## WHAT THE TASK ASKS
The response should be an exact repetition of all the entries.

○ ○ ○

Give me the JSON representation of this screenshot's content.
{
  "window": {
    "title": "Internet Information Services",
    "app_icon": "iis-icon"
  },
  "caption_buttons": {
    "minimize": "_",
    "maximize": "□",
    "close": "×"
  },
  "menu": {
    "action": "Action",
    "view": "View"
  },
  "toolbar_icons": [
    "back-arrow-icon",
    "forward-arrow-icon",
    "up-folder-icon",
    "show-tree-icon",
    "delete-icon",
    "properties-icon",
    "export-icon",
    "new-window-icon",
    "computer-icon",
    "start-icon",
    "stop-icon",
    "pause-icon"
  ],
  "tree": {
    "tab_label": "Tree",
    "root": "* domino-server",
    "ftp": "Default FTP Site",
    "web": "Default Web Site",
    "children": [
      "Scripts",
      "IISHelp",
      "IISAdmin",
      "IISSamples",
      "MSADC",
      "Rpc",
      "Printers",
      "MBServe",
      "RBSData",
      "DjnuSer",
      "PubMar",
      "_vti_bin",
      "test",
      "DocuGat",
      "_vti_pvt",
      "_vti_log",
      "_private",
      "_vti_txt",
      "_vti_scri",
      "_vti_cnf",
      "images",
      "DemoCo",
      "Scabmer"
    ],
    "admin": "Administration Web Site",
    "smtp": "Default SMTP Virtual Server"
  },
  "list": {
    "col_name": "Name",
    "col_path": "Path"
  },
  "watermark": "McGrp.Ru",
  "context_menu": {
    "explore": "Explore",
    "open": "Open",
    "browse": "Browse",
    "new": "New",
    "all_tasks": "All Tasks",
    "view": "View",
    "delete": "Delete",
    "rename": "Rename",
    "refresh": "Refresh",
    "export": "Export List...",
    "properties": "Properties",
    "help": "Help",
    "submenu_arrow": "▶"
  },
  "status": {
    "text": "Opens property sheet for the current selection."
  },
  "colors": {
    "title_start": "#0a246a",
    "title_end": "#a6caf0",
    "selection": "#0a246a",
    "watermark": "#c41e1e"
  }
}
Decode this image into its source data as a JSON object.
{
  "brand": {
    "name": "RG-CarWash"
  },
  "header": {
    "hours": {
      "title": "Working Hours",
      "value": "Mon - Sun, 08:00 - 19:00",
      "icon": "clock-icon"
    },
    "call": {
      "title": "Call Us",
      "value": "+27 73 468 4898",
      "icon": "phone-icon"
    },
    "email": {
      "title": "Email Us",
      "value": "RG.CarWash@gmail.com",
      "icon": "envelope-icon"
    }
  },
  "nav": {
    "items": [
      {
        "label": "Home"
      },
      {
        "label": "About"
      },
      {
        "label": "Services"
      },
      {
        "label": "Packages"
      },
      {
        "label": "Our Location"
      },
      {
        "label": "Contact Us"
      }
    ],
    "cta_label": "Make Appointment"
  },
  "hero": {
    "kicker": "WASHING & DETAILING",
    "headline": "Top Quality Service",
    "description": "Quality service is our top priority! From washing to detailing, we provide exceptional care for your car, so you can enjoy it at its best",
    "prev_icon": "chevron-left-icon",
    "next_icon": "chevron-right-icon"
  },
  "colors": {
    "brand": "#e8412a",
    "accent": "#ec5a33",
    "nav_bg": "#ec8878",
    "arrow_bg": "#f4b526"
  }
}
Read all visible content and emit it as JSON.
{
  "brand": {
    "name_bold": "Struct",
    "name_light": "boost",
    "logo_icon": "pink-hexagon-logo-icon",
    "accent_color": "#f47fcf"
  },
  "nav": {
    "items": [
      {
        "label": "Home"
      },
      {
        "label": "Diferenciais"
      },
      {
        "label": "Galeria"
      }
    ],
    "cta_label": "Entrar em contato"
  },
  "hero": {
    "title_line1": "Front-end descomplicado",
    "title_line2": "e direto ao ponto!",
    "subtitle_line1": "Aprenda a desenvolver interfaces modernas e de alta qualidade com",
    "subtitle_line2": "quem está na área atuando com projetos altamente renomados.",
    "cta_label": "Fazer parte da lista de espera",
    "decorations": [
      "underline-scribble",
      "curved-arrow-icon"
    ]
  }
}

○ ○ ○

## OUTPUT FOR THIS TASK
Give me the JSON representation of this screenshot's content.
{
  "window": {
    "title": "Internet Information Services",
    "app_icon": "iis-icon"
  },
  "caption_buttons": {
    "minimize": "_",
    "maximize": "□",
    "close": "×"
  },
  "menu": {
    "action": "Action",
    "view": "View"
  },
  "toolbar_icons": [
    "back-arrow-icon",
    "forward-arrow-icon",
    "up-folder-icon",
    "show-tree-icon",
    "delete-icon",
    "properties-icon",
    "export-icon",
    "new-window-icon",
    "computer-icon",
    "start-icon",
    "stop-icon",
    "pause-icon"
  ],
  "tree": {
    "tab_label": "Tree",
    "root": "* domino-server",
    "ftp": "Default FTP Site",
    "web": "Default Web Site",
    "children": [
      "Scripts",
      "IISHelp",
      "IISAdmin",
      "IISSamples",
      "MSADC",
      "Rpc",
      "Printers",
      "MBServe",
      "RBSData",
      "DjnuSer",
      "PubMar",
      "_vti_bin",
      "test",
      "DocuGat",
      "_vti_pvt",
      "_vti_log",
      "_private",
      "_vti_txt",
      "_vti_scri",
      "_vti_cnf",
      "images",
      "DemoCo",
      "Scabmer"
    ],
    "admin": "Administration Web Site",
    "smtp": "Default SMTP Virtual Server"
  },
  "list": {
    "col_name": "Name",
    "col_path": "Path"
  },
  "watermark": "McGrp.Ru",
  "context_menu": {
    "explore": "Explore",
    "open": "Open",
    "browse": "Browse",
    "new": "New",
    "all_tasks": "All Tasks",
    "view": "View",
    "delete": "Delete",
    "rename": "Rename",
    "refresh": "Refresh",
    "export": "Export List...",
    "properties": "Properties",
    "help": "Help",
    "submenu_arrow": "▶"
  },
  "status": {
    "text": "Opens property sheet for the current selection."
  },
  "colors": {
    "title_start": "#0a246a",
    "title_end": "#a6caf0",
    "selection": "#0a246a",
    "watermark": "#c41e1e"
  }
}
Decode this image into its source data as a JSON object.
{
  "brand": {
    "name": "RG-CarWash"
  },
  "header": {
    "hours": {
      "title": "Working Hours",
      "value": "Mon - Sun, 08:00 - 19:00",
      "icon": "clock-icon"
    },
    "call": {
      "title": "Call Us",
      "value": "+27 73 468 4898",
      "icon": "phone-icon"
    },
    "email": {
      "title": "Email Us",
      "value": "RG.CarWash@gmail.com",
      "icon": "envelope-icon"
    }
  },
  "nav": {
    "items": [
      {
        "label": "Home"
      },
      {
        "label": "About"
      },
      {
        "label": "Services"
      },
      {
        "label": "Packages"
      },
      {
        "label": "Our Location"
      },
      {
        "label": "Contact Us"
      }
    ],
    "cta_label": "Make Appointment"
  },
  "hero": {
    "kicker": "WASHING & DETAILING",
    "headline": "Top Quality Service",
    "description": "Quality service is our top priority! From washing to detailing, we provide exceptional care for your car, so you can enjoy it at its best",
    "prev_icon": "chevron-left-icon",
    "next_icon": "chevron-right-icon"
  },
  "colors": {
    "brand": "#e8412a",
    "accent": "#ec5a33",
    "nav_bg": "#ec8878",
    "arrow_bg": "#f4b526"
  }
}
Read all visible content and emit it as JSON.
{
  "brand": {
    "name_bold": "Struct",
    "name_light": "boost",
    "logo_icon": "pink-hexagon-logo-icon",
    "accent_color": "#f47fcf"
  },
  "nav": {
    "items": [
      {
        "label": "Home"
      },
      {
        "label": "Diferenciais"
      },
      {
        "label": "Galeria"
      }
    ],
    "cta_label": "Entrar em contato"
  },
  "hero": {
    "title_line1": "Front-end descomplicado",
    "title_line2": "e direto ao ponto!",
    "subtitle_line1": "Aprenda a desenvolver interfaces modernas e de alta qualidade com",
    "subtitle_line2": "quem está na área atuando com projetos altamente renomados.",
    "cta_label": "Fazer parte da lista de espera",
    "decorations": [
      "underline-scribble",
      "curved-arrow-icon"
    ]
  }
}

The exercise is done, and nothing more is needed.